I'm not going to make any comment about constitutionality. I think that's beyond my remit. However, the court, in our reading, from a policy point of view, was pretty clear. The Government of Canada, through the Parliament of Canada, needs to express its intent and be clear in legislation over how it intends these rules to apply, particularly around the circumstances where there may not be direct conflicts with the provincial law, but they're close, or there may be gaps. We believe that is entirely constitutional.

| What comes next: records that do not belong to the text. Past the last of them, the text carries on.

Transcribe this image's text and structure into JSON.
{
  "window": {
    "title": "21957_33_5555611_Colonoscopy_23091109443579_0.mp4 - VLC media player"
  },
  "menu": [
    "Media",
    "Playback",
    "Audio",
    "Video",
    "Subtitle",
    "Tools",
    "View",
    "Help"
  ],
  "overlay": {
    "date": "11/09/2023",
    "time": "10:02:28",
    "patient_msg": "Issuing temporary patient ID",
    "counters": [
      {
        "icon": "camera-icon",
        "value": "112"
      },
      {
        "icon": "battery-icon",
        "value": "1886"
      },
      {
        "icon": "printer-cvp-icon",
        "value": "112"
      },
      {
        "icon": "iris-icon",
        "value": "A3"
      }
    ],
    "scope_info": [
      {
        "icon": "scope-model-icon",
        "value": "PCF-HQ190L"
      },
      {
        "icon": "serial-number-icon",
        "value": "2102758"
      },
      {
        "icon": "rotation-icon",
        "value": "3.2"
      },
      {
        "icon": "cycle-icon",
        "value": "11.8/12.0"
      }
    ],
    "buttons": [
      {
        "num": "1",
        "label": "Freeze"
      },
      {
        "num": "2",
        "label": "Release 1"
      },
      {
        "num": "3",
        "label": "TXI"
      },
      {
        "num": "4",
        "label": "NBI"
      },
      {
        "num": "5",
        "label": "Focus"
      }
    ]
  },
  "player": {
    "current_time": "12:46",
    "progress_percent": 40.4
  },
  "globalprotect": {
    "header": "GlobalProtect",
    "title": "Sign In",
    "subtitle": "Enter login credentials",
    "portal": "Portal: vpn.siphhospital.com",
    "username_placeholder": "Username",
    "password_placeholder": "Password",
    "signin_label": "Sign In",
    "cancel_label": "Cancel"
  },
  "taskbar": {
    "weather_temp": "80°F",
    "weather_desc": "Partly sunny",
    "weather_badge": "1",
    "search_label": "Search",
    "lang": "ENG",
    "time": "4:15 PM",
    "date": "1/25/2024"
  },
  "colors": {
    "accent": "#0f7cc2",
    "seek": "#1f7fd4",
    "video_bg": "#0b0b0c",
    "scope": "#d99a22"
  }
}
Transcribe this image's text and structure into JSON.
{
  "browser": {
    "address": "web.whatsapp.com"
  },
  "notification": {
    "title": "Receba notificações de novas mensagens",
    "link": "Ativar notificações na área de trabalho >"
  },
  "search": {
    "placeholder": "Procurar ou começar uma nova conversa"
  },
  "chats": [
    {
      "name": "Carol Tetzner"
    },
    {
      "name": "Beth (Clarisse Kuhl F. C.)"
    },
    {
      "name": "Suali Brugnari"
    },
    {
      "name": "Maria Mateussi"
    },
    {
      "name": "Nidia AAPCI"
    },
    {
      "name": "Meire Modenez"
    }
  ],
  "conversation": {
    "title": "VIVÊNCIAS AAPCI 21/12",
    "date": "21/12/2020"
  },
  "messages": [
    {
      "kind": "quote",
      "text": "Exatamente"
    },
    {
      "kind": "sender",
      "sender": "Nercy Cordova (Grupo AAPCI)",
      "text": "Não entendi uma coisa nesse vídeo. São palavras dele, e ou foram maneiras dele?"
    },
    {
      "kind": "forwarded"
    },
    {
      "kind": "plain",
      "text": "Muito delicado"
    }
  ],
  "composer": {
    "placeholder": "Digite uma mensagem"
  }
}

The provisions that are here under what we call the three Ps—the preamble, purpose clause, and paramountcy—effectively reinforce long-standing interpretation. They just clarify Parliament's intent, subject to Parliament's voting, and that appears to be entirely consistent with asking an entity to follow one set of rules.